‘We need to be more Agile’ is a commonly used phrase within many organisations, particularly in the last few years…. with many claiming to adhere to the Agile principles and deliver for their customers. The reality, however, is that they end up introducing elements of Agile delivery to varying degrees of success. For example, a team will host daily scrums to keep up to date with progress, but then still end up attending a variety of other project update meetings that detract from what they are meant to be doing. Alternatively, the team will spend months developing the ‘perfect’ solution rather than developing and launching iteratively to adapt the final product to ever-changing customer needs.
To get the best out of an Agile delivery approach, you should consider its key principles and allow for these to influence the processes and practices you have in place. To read more about the 12 principles of Agile, read our blog on The Agile Manifesto Explained in Five Minutes.
In this blog we will focus on some of the most common objections we hear from organisations that keep them from fully embracing Agile.
“I’m back-to-back with meetings today”
Agile delivery is driven by an ambition to minimise areas of waste, or Muda, one of the Three Ms known to be major causes of what generates costs and delays in any process (the other two being Mura and Muri if you are wondering!) Muda is defined as activities or processes that do not produce value for the client, and can exist in many forms including:
- Waiting for fixes
- Interruptions causing delays to other workstreams
- Or perhaps most commonly, time and money wasted through people spending excessive time in meetings.
If you are attending weekly recurring meetings with long lists of attendees and loosely defined agendas, you are not operating in an Agile way. When using an Agile approach, meetings should:
- Only be scheduled when absolutely necessary
- Be short and intense, holding to a tight agenda
- Work updates should be limited to stand up meetings, once daily
- Technical questions should be raised in collaboration meetings (with a tight agenda)
- If someone doesn’t have anything to contribute, they don’t need to attend
- Sometimes the best outcome for a meeting is for it not to be needed
“That’s how we’ve always done it”
People are comfortable with what they know. Adopting new ways of working can be demanding, stressful, and ultimately fail if poorly managed. Organisations are usually ravelled in processes which have been in place since before most people can remember and while they may have worked at the time, there is always room for improvement. An Agile organisation would look to weed out these processes for improvement, and if the process change is handled well, you might find that the energy sometimes expressed as aversion to change can be redirected to establish new, effective ways of working.

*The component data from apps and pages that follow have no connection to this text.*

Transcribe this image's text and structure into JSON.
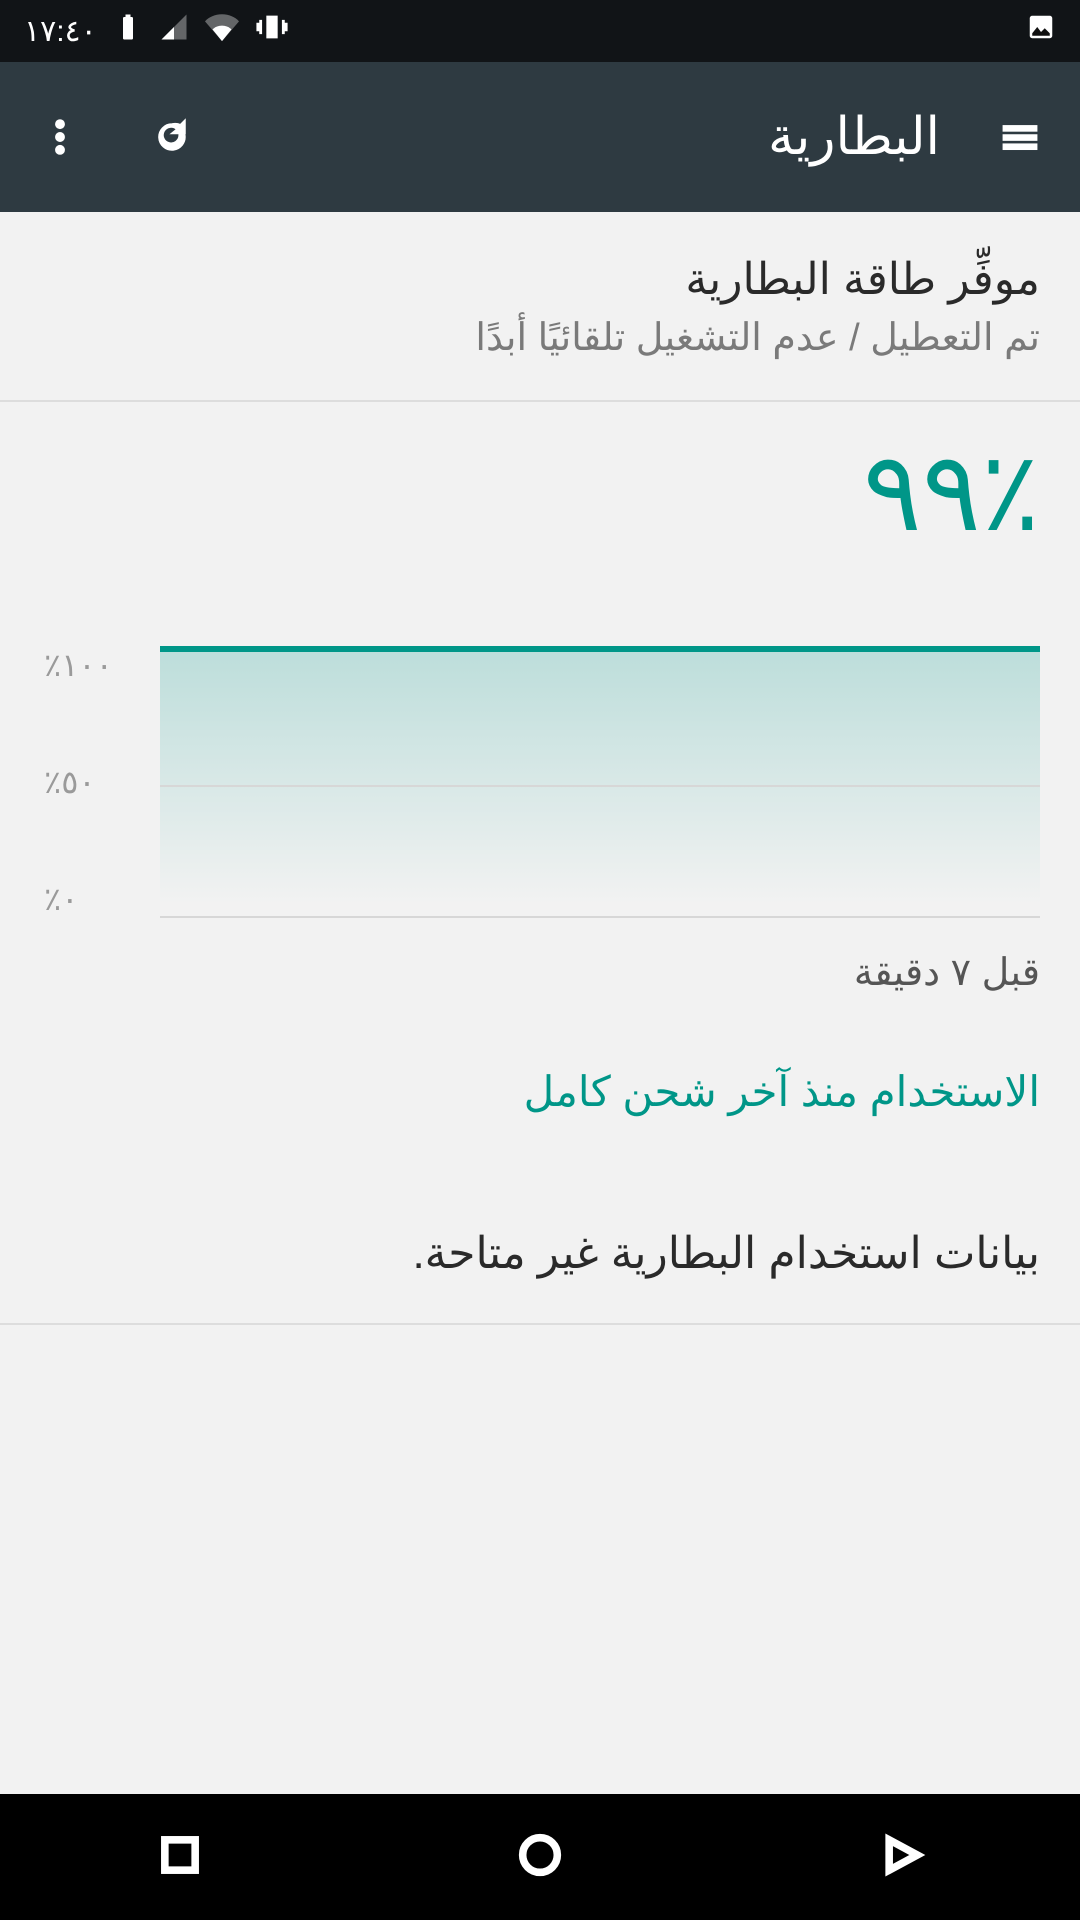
{
  "status": {
    "time": "١٧:٤٠"
  },
  "appbar": {
    "title": "البطارية"
  },
  "battery_saver": {
    "title": "موفِّر طاقة البطارية",
    "subtitle": "تم التعطيل / عدم التشغيل تلقائيًا أبدًا"
  },
  "battery": {
    "percent_display": "٪٩٩",
    "since_last_charge": "قبل ٧ دقيقة",
    "usage_since_header": "الاستخدام منذ آخر شحن كامل",
    "usage_unavailable": "بيانات استخدام البطارية غير متاحة."
  },
  "chart_data": {
    "type": "area",
    "title": "",
    "xlabel": "",
    "ylabel": "",
    "ylim": [
      0,
      100
    ],
    "y_ticks_display": [
      "٪١٠٠",
      "٪٥٠",
      "٪٠"
    ],
    "x_span_minutes": 7,
    "x": [
      0,
      7
    ],
    "values": [
      99,
      99
    ]
  }
}
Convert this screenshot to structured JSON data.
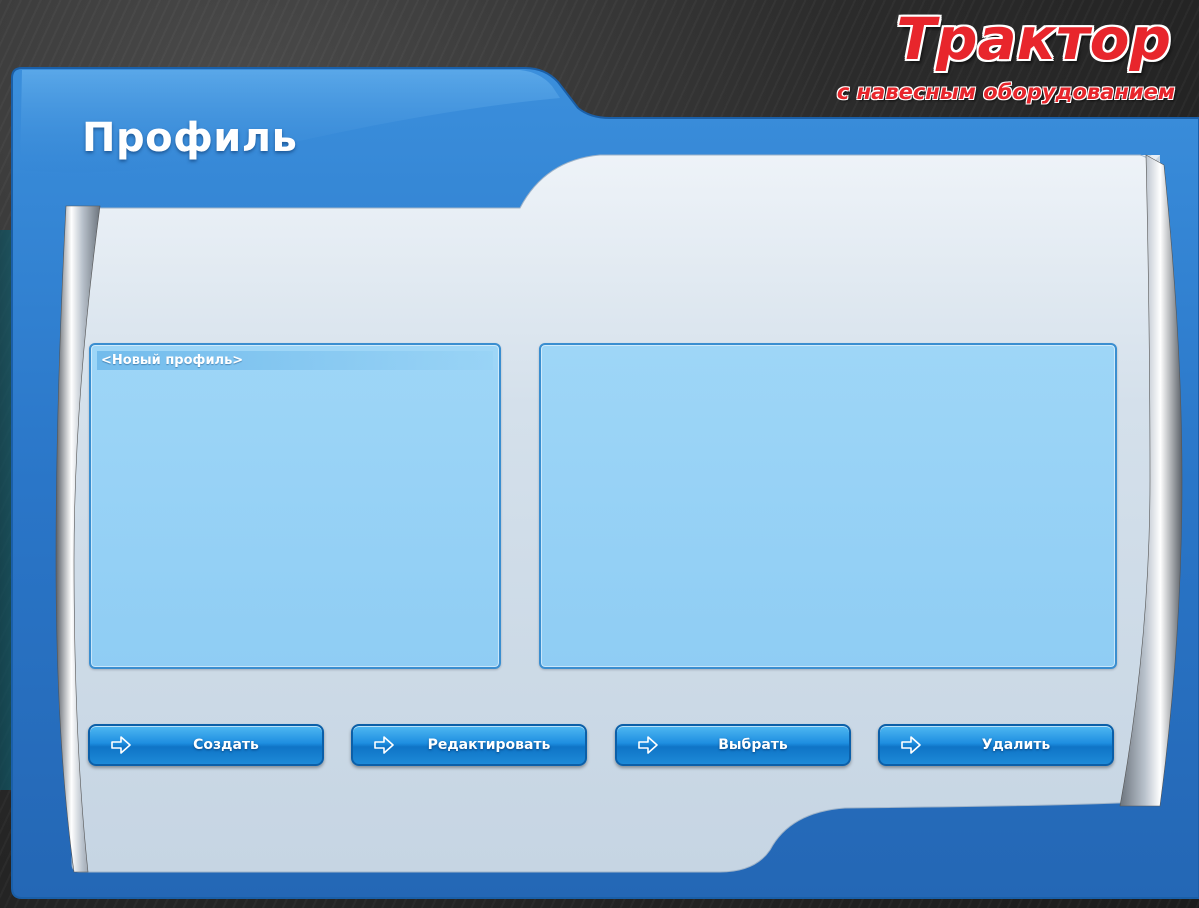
{
  "logo": {
    "title": "Трактор",
    "subtitle": "с навесным оборудованием"
  },
  "page": {
    "title": "Профиль"
  },
  "profiles": {
    "items": [
      "<Новый профиль>"
    ]
  },
  "buttons": {
    "create": "Создать",
    "edit": "Редактировать",
    "select": "Выбрать",
    "delete": "Удалить"
  },
  "icons": {
    "button_arrow": "arrow-right-outline-icon"
  },
  "colors": {
    "frame_blue": "#2f7fd0",
    "panel_blue": "#9ed6f7",
    "button_blue": "#1e8ee0",
    "logo_red": "#e8262c"
  }
}
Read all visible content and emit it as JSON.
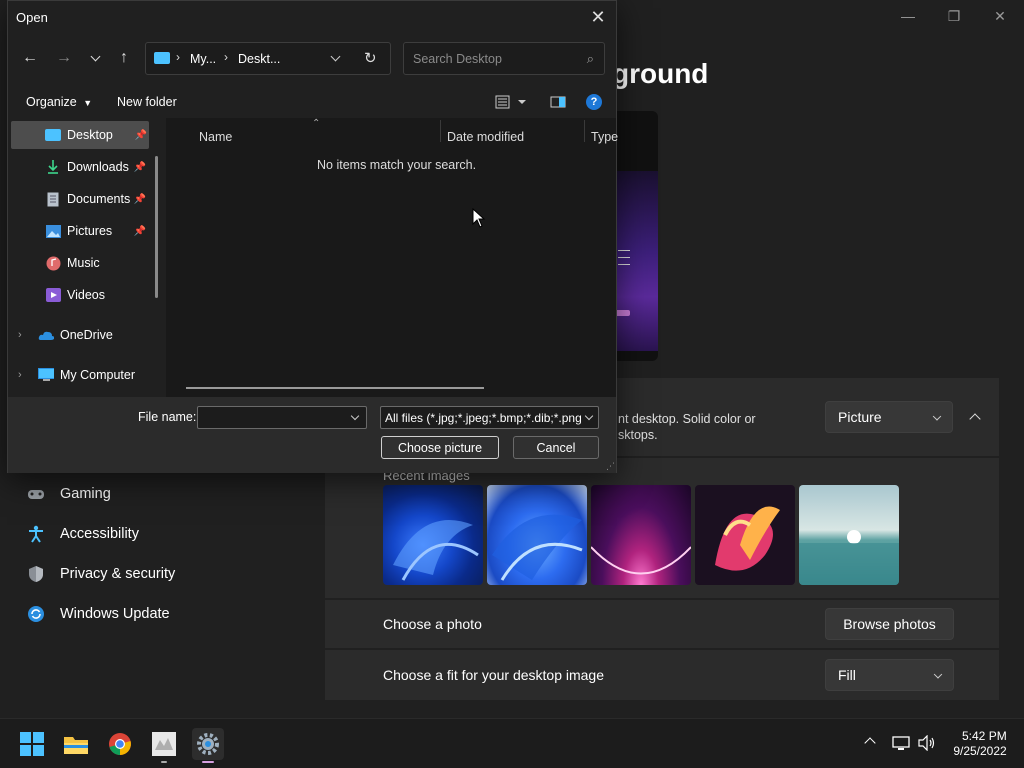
{
  "settings": {
    "page_title_partial": "ground",
    "window_controls": {
      "minimize": "—",
      "maximize": "❐",
      "close": "✕"
    },
    "background_card": {
      "description_line1": "nt desktop. Solid color or",
      "description_line2": "sktops.",
      "dropdown_value": "Picture"
    },
    "recent_images_label": "Recent images",
    "choose_photo": {
      "label": "Choose a photo",
      "button": "Browse photos"
    },
    "choose_fit": {
      "label": "Choose a fit for your desktop image",
      "dropdown_value": "Fill"
    },
    "nav_items": [
      {
        "label": "Gaming",
        "icon": "gamepad-icon"
      },
      {
        "label": "Accessibility",
        "icon": "accessibility-icon"
      },
      {
        "label": "Privacy & security",
        "icon": "shield-icon"
      },
      {
        "label": "Windows Update",
        "icon": "update-icon"
      }
    ]
  },
  "dialog": {
    "title": "Open",
    "address": {
      "segment1": "My...",
      "segment2": "Deskt..."
    },
    "search_placeholder": "Search Desktop",
    "toolbar": {
      "organize": "Organize",
      "new_folder": "New folder"
    },
    "nav_pane": [
      {
        "label": "Desktop",
        "pinned": true,
        "selected": true
      },
      {
        "label": "Downloads",
        "pinned": true
      },
      {
        "label": "Documents",
        "pinned": true
      },
      {
        "label": "Pictures",
        "pinned": true
      },
      {
        "label": "Music",
        "pinned": false
      },
      {
        "label": "Videos",
        "pinned": false
      },
      {
        "label": "OneDrive",
        "pinned": false
      },
      {
        "label": "My Computer",
        "pinned": false
      }
    ],
    "columns": {
      "name": "Name",
      "date_modified": "Date modified",
      "type": "Type"
    },
    "empty_message": "No items match your search.",
    "file_name_label": "File name:",
    "file_name_value": "",
    "file_type_filter": "All files (*.jpg;*.jpeg;*.bmp;*.dib;*.png",
    "choose_button": "Choose picture",
    "cancel_button": "Cancel"
  },
  "taskbar": {
    "time": "5:42 PM",
    "date": "9/25/2022"
  },
  "colors": {
    "accent": "#4cc2ff",
    "dialog_bg": "#202020",
    "card_bg": "#2b2b2b"
  }
}
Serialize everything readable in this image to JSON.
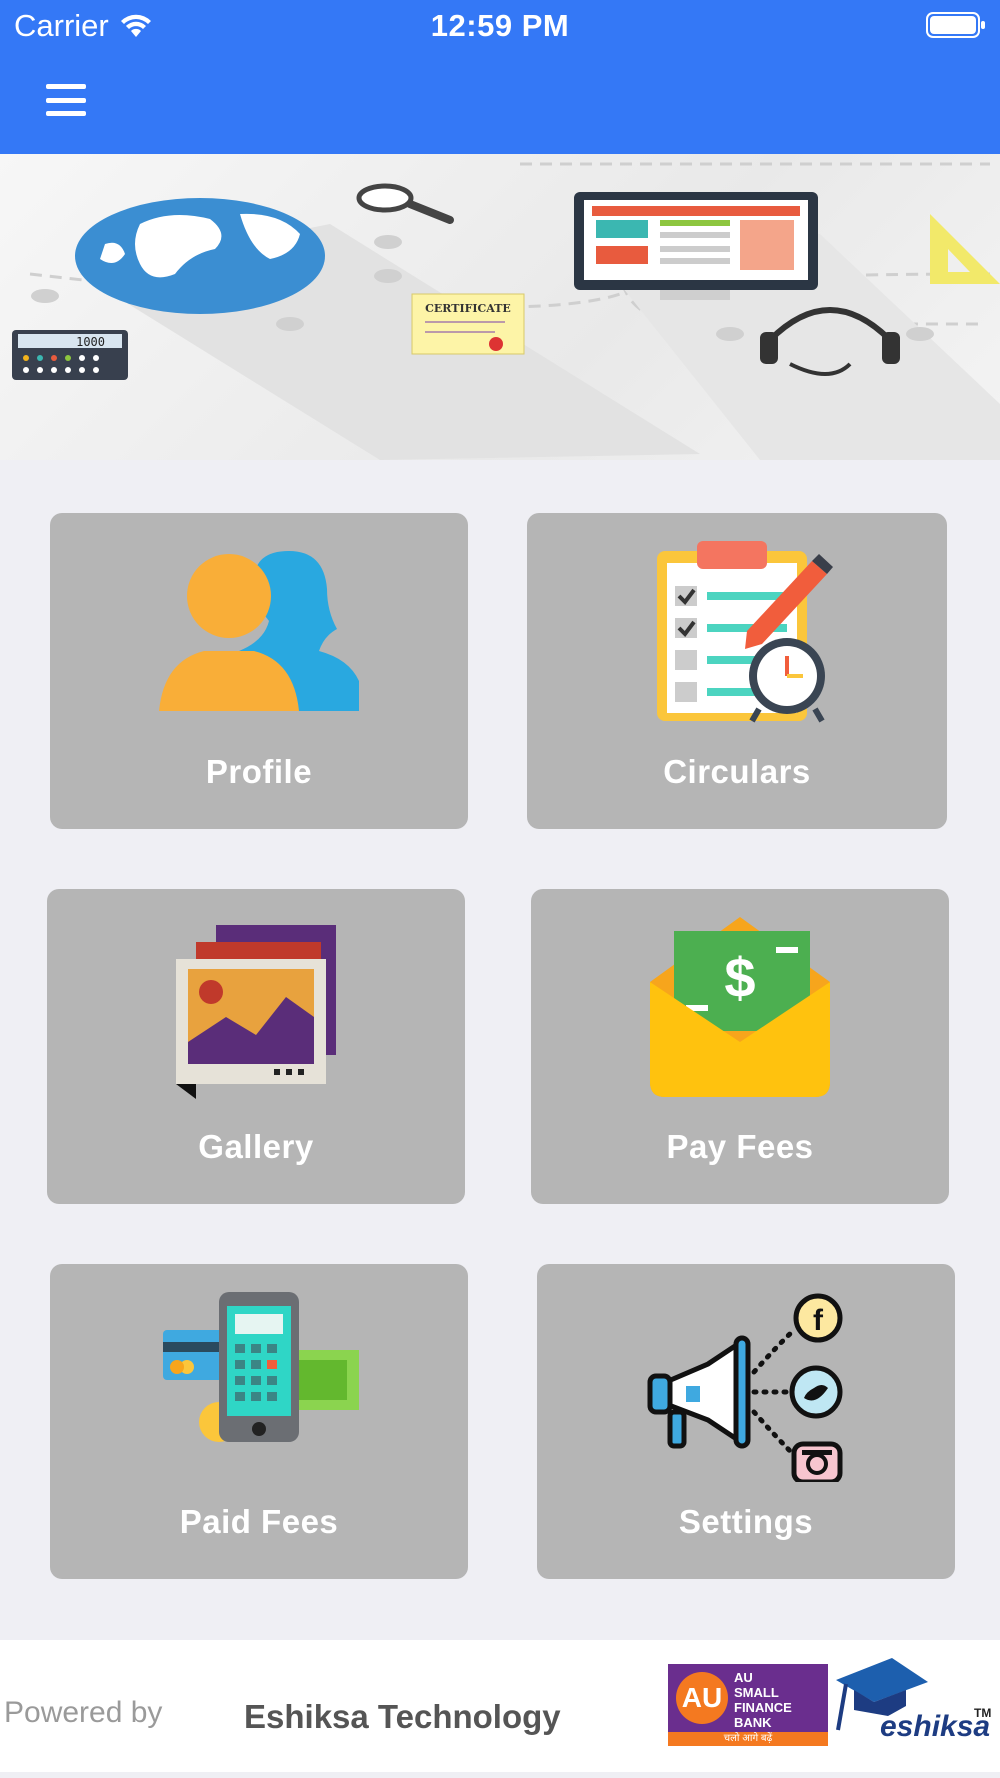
{
  "status_bar": {
    "carrier": "Carrier",
    "time": "12:59 PM"
  },
  "header": {
    "menu_icon": "hamburger-menu-icon"
  },
  "banner": {
    "certificate_text": "CERTIFICATE",
    "calculator_display": "1000"
  },
  "tiles": [
    {
      "label": "Profile",
      "icon": "profile-icon"
    },
    {
      "label": "Circulars",
      "icon": "circulars-icon"
    },
    {
      "label": "Gallery",
      "icon": "gallery-icon"
    },
    {
      "label": "Pay Fees",
      "icon": "pay-fees-icon"
    },
    {
      "label": "Paid Fees",
      "icon": "paid-fees-icon"
    },
    {
      "label": "Settings",
      "icon": "settings-icon"
    }
  ],
  "footer": {
    "powered_by": "Powered by",
    "company": "Eshiksa Technology",
    "au_short": "AU",
    "au_name_line1": "AU",
    "au_name_line2": "SMALL",
    "au_name_line3": "FINANCE",
    "au_name_line4": "BANK",
    "au_tagline": "चलो आगे बढ़ें",
    "eshiksa_brand": "eshiksa",
    "eshiksa_tm": "TM"
  },
  "colors": {
    "header_blue": "#3478f6",
    "tile_gray": "#b5b5b5",
    "background": "#efeff4"
  }
}
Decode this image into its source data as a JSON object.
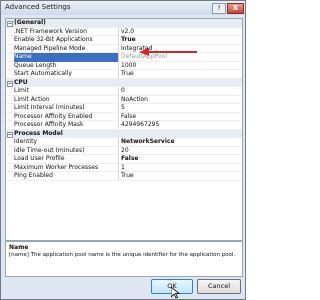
{
  "window": {
    "title": "Advanced Settings",
    "help_label": "?",
    "close_label": "X"
  },
  "grid": {
    "general": {
      "title": "(General)",
      "toggle": "−",
      "framework_name": ".NET Framework Version",
      "framework_val": "v2.0",
      "enable32_name": "Enable 32-Bit Applications",
      "enable32_val": "True",
      "pipeline_name": "Managed Pipeline Mode",
      "pipeline_val": "Integrated",
      "name_name": "Name",
      "name_val": "DefaultAppPool",
      "queue_name": "Queue Length",
      "queue_val": "1000",
      "start_name": "Start Automatically",
      "start_val": "True"
    },
    "cpu": {
      "title": "CPU",
      "toggle": "−",
      "limit_name": "Limit",
      "limit_val": "0",
      "action_name": "Limit Action",
      "action_val": "NoAction",
      "interval_name": "Limit Interval (minutes)",
      "interval_val": "5",
      "affinity_name": "Processor Affinity Enabled",
      "affinity_val": "False",
      "mask_name": "Processor Affinity Mask",
      "mask_val": "4294967295"
    },
    "process": {
      "title": "Process Model",
      "toggle": "−",
      "identity_name": "Identity",
      "identity_val": "NetworkService",
      "idle_name": "Idle Time-out (minutes)",
      "idle_val": "20",
      "load_name": "Load User Profile",
      "load_val": "False",
      "maxproc_name": "Maximum Worker Processes",
      "maxproc_val": "1",
      "ping_name": "Ping Enabled",
      "ping_val": "True"
    }
  },
  "description": {
    "title": "Name",
    "text": "[name] The application pool name is the unique identifier for the application pool."
  },
  "buttons": {
    "ok": "OK",
    "cancel": "Cancel"
  },
  "colors": {
    "accent": "#3a6fc5",
    "arrow": "#d8232a"
  }
}
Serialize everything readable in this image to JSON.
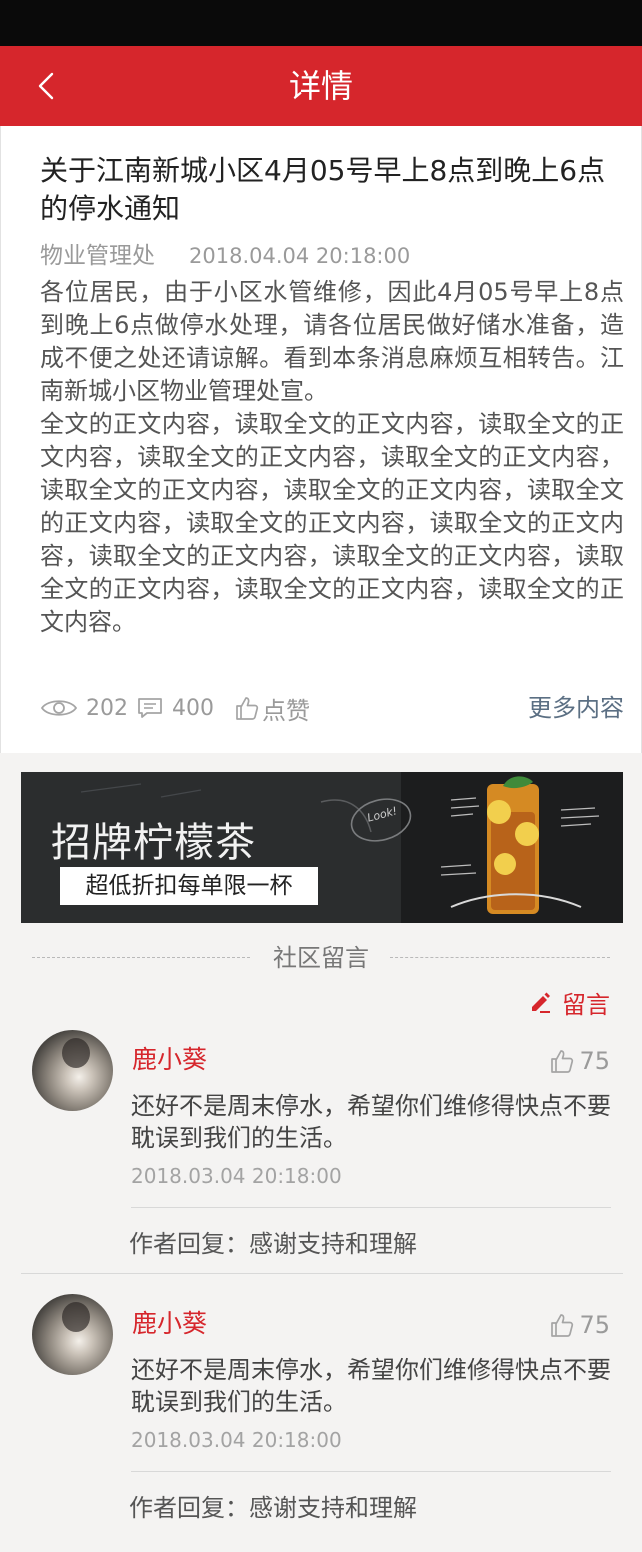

There is always a balance to be struck here between acknowledging that how you have always worked may not be good enough anymore and the well-known proverb ‘if it isn’t broken, don’t fix it’. The Agile principle of simplicity would contend that if a process is already working well, do not change it. Instead, ensure that resource is spent on delivering excellence in the areas that do need to be refreshed.
“It has to be right first time”
Businesses often become paralysed by the need to maintain excellent customer satisfaction ratings and ensuring they get things ‘right first time’. Implementing Agile in an organisation requires a change in mindset, taking customers on the developmental journey with them and enlisting their help to shape the final product. Unlike delivering a finished product a significant amount of time after the original requirements were defined. With the right engagement approach and smart communications, customers will not expect something right first time but instead will feedback on a series of iterations, becoming co-creators of the solution for themselves. If your good customer engagement and satisfaction ratings are a priority, you may have far more success approaching the project in an Agile way.
To help you further with your project management needs, scroll down and download our Little Book of Project Management. If you’re interested in the benefits introducing an Agile approach to your organisation could do, please contact EstherM@NineFeetTall.com